If you are relocating for your studies in a different city or country, partaking in campus activities can fast track your immersion into university life. Each year, a significant number of new students experience the same feeling of being thrown in the deep end in an unfamiliar, challenging, environment. As you figure out how you will adapt to your new academic surroundings, joining on-campus clubs and societies will allow you to connect with other students sharing similar experiences.
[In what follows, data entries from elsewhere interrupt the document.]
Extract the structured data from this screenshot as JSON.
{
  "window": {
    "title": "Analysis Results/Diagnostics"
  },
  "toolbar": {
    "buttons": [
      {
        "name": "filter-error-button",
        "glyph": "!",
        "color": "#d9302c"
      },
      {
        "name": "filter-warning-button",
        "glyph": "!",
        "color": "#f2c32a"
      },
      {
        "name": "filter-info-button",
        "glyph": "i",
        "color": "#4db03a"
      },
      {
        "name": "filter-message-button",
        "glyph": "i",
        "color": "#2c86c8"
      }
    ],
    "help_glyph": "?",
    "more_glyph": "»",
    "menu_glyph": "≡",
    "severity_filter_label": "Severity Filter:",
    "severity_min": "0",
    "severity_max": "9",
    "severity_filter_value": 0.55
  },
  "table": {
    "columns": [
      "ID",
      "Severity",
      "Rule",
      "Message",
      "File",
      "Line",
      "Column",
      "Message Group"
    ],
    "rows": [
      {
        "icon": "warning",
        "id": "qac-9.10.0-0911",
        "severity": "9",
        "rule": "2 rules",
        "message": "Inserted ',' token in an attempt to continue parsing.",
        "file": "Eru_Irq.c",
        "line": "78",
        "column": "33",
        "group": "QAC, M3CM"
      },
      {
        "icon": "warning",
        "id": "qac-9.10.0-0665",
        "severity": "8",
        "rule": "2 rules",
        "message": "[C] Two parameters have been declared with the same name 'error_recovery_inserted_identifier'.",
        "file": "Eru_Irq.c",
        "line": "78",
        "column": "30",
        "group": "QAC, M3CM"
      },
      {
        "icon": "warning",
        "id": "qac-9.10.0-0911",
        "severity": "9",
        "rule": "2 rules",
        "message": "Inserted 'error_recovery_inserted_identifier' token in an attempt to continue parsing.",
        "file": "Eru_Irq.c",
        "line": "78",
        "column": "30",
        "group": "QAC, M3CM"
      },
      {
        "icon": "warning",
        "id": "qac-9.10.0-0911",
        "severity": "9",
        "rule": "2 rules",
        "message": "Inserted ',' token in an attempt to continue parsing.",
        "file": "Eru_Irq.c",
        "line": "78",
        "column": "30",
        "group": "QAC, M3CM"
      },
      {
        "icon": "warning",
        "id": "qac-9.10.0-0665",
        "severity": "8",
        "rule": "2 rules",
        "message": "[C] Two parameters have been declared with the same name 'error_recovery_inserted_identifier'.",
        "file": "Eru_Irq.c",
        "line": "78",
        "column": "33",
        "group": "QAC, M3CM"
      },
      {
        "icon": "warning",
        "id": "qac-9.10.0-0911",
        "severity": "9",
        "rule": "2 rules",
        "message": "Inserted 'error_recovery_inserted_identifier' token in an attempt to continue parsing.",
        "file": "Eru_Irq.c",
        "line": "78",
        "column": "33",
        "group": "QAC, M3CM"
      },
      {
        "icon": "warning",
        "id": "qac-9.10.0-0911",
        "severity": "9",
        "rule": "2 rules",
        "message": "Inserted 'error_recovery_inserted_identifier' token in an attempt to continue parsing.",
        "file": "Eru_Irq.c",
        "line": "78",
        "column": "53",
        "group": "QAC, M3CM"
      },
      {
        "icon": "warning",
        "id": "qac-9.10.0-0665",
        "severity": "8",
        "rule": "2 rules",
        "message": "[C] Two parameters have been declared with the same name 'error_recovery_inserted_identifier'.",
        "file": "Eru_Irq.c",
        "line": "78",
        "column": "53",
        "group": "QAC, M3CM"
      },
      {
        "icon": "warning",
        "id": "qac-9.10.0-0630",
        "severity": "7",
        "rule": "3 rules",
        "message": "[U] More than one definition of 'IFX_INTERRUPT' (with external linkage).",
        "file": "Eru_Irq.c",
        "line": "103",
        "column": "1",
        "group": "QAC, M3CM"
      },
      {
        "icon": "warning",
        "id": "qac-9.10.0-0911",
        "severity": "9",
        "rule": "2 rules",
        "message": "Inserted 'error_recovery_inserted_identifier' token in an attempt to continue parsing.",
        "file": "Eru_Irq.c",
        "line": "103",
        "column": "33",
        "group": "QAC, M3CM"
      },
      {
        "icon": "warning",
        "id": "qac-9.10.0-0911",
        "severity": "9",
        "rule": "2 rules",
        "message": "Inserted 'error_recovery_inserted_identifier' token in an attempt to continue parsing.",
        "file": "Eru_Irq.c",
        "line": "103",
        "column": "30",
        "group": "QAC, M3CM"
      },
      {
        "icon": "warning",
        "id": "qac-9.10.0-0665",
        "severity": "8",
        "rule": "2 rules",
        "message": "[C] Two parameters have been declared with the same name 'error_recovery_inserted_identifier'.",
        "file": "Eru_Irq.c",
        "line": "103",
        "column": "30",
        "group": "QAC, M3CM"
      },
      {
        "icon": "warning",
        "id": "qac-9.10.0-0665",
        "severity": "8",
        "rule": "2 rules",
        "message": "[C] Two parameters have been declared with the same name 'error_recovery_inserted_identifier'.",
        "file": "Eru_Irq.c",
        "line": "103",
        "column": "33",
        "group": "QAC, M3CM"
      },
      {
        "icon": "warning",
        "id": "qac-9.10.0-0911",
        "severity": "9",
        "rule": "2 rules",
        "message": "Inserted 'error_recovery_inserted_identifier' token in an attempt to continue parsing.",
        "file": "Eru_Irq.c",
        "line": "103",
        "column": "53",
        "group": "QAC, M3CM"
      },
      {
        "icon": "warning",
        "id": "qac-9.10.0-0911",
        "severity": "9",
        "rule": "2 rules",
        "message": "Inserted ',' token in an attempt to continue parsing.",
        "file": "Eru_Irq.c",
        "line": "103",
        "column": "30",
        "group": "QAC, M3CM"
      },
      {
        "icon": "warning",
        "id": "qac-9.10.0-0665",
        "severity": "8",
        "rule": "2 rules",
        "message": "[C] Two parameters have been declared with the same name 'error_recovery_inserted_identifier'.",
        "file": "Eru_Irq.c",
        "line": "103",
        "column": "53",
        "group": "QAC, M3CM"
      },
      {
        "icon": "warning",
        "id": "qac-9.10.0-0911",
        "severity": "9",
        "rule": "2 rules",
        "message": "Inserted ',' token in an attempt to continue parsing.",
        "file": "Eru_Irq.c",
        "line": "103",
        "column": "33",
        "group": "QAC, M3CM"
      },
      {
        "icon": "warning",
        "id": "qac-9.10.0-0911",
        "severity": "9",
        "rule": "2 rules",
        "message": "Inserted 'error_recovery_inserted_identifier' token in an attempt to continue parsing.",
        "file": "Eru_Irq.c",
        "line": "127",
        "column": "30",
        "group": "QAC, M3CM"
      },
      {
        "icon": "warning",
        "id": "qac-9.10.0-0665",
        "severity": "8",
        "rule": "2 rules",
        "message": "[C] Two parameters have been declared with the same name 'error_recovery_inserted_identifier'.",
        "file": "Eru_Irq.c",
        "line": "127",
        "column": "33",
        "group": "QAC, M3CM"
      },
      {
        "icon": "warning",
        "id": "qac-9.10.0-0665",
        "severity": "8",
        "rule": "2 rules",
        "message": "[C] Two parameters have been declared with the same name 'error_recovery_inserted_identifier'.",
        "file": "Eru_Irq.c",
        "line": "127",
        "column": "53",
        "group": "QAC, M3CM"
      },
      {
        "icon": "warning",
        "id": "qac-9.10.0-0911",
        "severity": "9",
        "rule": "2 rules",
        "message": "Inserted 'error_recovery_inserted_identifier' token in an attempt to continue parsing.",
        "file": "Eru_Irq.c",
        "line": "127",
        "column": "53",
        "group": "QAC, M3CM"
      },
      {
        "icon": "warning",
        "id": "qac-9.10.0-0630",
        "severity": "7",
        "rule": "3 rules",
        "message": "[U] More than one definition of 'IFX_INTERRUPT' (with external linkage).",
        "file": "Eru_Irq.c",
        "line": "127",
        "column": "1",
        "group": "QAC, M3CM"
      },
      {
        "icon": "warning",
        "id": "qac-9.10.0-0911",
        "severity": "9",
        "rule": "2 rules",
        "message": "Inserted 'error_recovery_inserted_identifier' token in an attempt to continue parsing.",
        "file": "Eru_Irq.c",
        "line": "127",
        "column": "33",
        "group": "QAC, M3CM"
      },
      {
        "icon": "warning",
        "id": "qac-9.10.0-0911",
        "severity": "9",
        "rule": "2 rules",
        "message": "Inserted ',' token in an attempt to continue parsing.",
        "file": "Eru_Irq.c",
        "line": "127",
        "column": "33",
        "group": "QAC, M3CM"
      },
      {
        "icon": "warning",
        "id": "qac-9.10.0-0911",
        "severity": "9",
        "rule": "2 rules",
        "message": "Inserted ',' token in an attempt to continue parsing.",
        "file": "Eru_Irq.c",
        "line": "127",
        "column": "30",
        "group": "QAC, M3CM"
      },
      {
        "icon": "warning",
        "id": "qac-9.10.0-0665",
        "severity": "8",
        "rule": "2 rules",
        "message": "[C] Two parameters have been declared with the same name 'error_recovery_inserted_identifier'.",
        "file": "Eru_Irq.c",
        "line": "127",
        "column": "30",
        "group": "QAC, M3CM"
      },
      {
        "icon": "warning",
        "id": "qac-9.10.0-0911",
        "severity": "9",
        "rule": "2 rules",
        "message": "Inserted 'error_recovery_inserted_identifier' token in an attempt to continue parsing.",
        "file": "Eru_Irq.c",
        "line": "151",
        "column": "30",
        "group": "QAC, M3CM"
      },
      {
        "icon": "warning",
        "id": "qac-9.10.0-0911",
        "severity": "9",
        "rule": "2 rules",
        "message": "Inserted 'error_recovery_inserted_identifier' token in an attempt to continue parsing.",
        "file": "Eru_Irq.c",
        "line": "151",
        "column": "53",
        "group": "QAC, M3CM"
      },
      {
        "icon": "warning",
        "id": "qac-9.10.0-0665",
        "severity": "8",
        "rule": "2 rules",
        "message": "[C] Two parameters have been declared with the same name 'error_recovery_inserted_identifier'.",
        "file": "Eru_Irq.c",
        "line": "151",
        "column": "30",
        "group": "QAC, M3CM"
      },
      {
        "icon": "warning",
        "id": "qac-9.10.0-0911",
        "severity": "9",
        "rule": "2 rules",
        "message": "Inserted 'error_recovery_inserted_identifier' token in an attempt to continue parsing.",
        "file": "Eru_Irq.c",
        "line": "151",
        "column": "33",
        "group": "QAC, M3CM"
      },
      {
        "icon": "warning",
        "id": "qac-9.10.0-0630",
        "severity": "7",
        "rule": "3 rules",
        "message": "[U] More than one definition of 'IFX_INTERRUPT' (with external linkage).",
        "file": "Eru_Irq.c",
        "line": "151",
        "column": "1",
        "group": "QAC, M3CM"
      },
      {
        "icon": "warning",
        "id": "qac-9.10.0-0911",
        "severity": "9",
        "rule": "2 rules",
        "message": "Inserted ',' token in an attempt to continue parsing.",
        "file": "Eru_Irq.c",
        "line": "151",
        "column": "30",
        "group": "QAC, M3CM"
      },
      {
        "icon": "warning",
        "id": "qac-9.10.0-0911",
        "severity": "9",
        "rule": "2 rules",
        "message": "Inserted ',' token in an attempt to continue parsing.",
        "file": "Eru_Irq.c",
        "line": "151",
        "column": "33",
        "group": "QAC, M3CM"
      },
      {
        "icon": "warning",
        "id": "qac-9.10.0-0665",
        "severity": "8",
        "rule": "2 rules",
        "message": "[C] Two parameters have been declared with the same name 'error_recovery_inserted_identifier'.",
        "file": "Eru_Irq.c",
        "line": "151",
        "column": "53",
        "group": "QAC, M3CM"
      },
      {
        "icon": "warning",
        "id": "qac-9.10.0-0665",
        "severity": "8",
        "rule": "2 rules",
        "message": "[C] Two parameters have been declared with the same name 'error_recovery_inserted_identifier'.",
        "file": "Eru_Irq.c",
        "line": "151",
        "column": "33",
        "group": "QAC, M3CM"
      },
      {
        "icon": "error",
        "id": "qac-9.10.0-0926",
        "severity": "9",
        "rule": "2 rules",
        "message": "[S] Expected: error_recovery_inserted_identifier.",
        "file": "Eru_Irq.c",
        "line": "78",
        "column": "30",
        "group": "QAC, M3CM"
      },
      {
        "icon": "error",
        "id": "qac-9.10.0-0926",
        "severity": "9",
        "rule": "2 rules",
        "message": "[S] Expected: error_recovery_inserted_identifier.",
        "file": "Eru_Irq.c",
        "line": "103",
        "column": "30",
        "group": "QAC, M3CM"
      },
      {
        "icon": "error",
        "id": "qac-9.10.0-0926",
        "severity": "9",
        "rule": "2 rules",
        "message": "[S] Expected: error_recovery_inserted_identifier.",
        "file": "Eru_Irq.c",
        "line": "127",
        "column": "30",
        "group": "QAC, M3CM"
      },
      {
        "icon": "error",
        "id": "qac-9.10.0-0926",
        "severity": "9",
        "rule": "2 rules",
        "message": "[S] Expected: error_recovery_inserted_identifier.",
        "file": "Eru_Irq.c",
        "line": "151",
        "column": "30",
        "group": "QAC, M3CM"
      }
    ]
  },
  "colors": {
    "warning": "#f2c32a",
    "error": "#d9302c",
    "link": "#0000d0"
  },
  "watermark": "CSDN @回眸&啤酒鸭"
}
Extracurriculars are not just “extra” to your degree – you can leverage them to influence both your degree and your future work. When it comes to applying for jobs, the institution that you graduated from, the degree and its classification, will account for approximately two lines of your CV. Although the learnings of a degree are hugely valuable, combined with skills acquired from extracurricular activities, you can set yourself apart by gaining a head start on a job market which requires more than simply demonstrating academic excellence.

Copyright Ⓒ Juvenis Maxime 2023

Author: Ruth Paterson